* Exercise requirements
Read the listing below and copy out every line that holds "object".

* Material for this task
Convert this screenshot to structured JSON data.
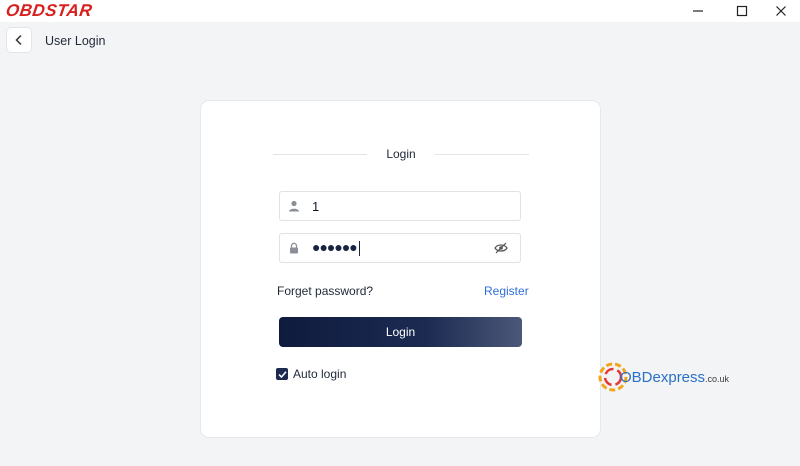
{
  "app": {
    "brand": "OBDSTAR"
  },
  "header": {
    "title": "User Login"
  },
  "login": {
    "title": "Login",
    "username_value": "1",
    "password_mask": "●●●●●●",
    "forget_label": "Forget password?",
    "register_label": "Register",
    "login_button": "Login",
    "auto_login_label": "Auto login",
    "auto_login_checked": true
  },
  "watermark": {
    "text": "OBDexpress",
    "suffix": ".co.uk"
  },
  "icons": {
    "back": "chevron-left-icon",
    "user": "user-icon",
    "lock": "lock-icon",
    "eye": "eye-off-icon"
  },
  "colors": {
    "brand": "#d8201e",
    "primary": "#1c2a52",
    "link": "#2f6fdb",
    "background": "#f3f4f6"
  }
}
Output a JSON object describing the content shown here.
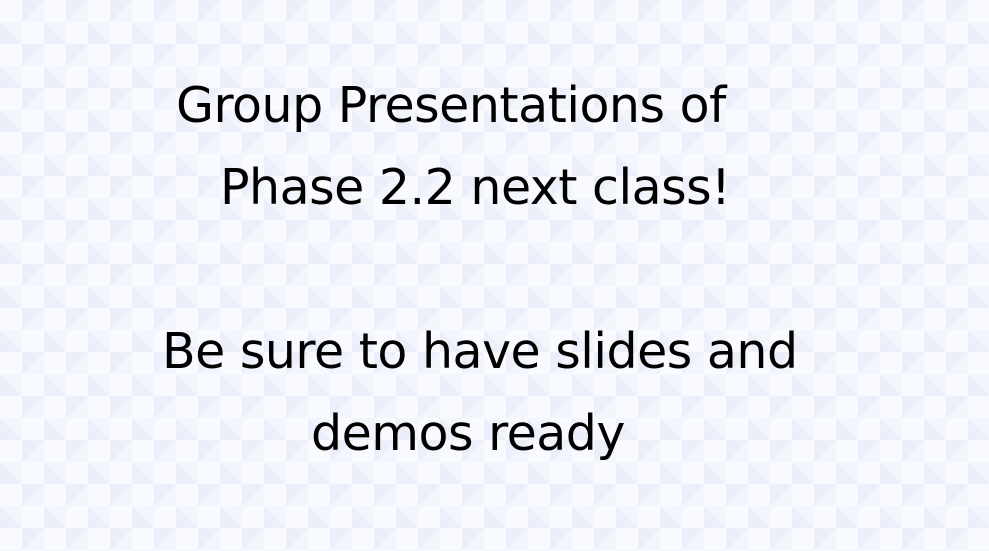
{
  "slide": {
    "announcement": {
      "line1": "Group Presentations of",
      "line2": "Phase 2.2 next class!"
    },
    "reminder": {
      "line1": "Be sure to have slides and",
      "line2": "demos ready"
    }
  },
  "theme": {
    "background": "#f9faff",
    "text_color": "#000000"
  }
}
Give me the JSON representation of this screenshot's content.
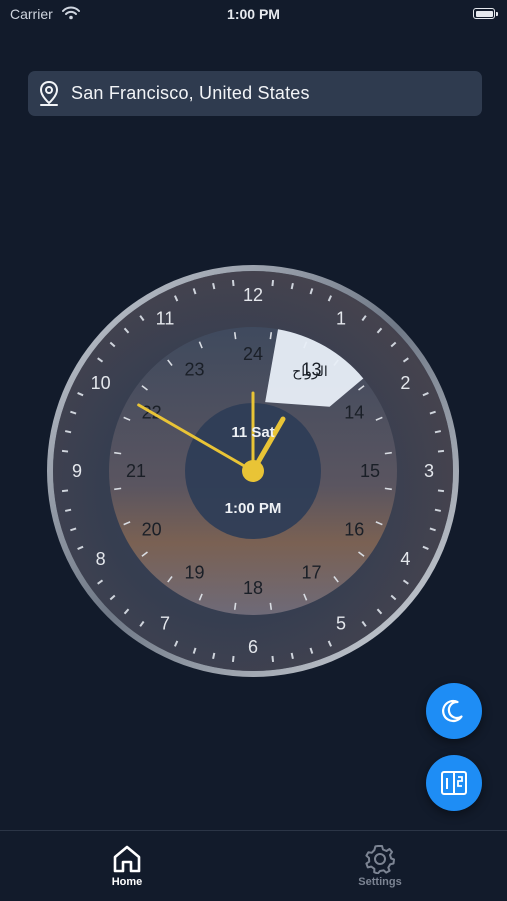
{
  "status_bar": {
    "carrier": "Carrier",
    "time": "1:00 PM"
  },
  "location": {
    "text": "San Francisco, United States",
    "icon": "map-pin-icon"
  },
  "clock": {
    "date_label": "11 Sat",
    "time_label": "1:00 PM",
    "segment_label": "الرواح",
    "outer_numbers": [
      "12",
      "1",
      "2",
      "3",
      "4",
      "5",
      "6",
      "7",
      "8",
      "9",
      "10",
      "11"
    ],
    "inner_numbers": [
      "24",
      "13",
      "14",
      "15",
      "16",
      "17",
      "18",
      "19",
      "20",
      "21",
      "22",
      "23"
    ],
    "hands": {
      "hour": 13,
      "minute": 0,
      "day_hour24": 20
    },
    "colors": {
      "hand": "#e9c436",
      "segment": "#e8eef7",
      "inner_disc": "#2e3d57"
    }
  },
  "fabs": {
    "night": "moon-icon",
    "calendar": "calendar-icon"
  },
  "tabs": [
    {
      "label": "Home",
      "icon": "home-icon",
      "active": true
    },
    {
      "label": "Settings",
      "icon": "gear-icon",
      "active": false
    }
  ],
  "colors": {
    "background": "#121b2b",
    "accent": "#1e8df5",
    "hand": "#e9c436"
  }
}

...

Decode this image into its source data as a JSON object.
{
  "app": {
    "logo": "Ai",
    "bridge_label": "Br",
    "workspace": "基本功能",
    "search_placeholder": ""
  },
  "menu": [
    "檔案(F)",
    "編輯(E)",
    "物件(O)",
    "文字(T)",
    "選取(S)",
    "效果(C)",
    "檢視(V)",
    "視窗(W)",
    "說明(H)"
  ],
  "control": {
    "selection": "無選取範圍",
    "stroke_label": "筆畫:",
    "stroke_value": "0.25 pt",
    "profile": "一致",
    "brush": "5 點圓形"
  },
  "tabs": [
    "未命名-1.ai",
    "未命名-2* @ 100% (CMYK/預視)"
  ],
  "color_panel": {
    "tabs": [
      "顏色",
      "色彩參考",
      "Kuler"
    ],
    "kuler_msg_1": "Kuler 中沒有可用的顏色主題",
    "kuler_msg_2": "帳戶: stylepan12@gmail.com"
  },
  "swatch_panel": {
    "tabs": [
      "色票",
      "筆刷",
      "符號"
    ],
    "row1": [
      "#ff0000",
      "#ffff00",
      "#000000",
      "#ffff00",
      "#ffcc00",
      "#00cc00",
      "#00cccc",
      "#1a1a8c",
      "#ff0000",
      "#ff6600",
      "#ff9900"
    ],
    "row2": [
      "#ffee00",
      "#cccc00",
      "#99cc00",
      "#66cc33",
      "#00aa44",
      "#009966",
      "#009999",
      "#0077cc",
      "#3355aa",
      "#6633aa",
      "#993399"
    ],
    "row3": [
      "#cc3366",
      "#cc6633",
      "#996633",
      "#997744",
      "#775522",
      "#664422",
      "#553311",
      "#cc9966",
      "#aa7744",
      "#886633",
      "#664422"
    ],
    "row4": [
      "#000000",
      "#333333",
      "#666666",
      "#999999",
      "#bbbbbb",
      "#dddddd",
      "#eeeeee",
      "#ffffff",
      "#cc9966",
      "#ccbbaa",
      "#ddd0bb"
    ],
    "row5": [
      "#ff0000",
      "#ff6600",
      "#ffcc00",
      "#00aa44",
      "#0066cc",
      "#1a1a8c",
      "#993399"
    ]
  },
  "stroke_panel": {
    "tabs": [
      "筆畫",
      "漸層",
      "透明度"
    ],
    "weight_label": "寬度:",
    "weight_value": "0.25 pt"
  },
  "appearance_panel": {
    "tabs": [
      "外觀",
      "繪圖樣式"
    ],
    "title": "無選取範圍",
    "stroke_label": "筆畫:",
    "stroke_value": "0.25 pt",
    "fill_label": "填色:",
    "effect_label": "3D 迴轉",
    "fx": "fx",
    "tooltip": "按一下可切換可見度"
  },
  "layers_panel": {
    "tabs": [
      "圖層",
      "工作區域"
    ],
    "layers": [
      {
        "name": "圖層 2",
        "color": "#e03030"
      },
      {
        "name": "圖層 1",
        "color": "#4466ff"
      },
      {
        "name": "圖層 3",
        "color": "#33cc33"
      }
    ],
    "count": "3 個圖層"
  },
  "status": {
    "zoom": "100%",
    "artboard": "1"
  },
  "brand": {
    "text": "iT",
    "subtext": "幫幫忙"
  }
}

* Response to the task
Output a JSON object describing the content shown here.
Decode this image into its source data as a JSON object.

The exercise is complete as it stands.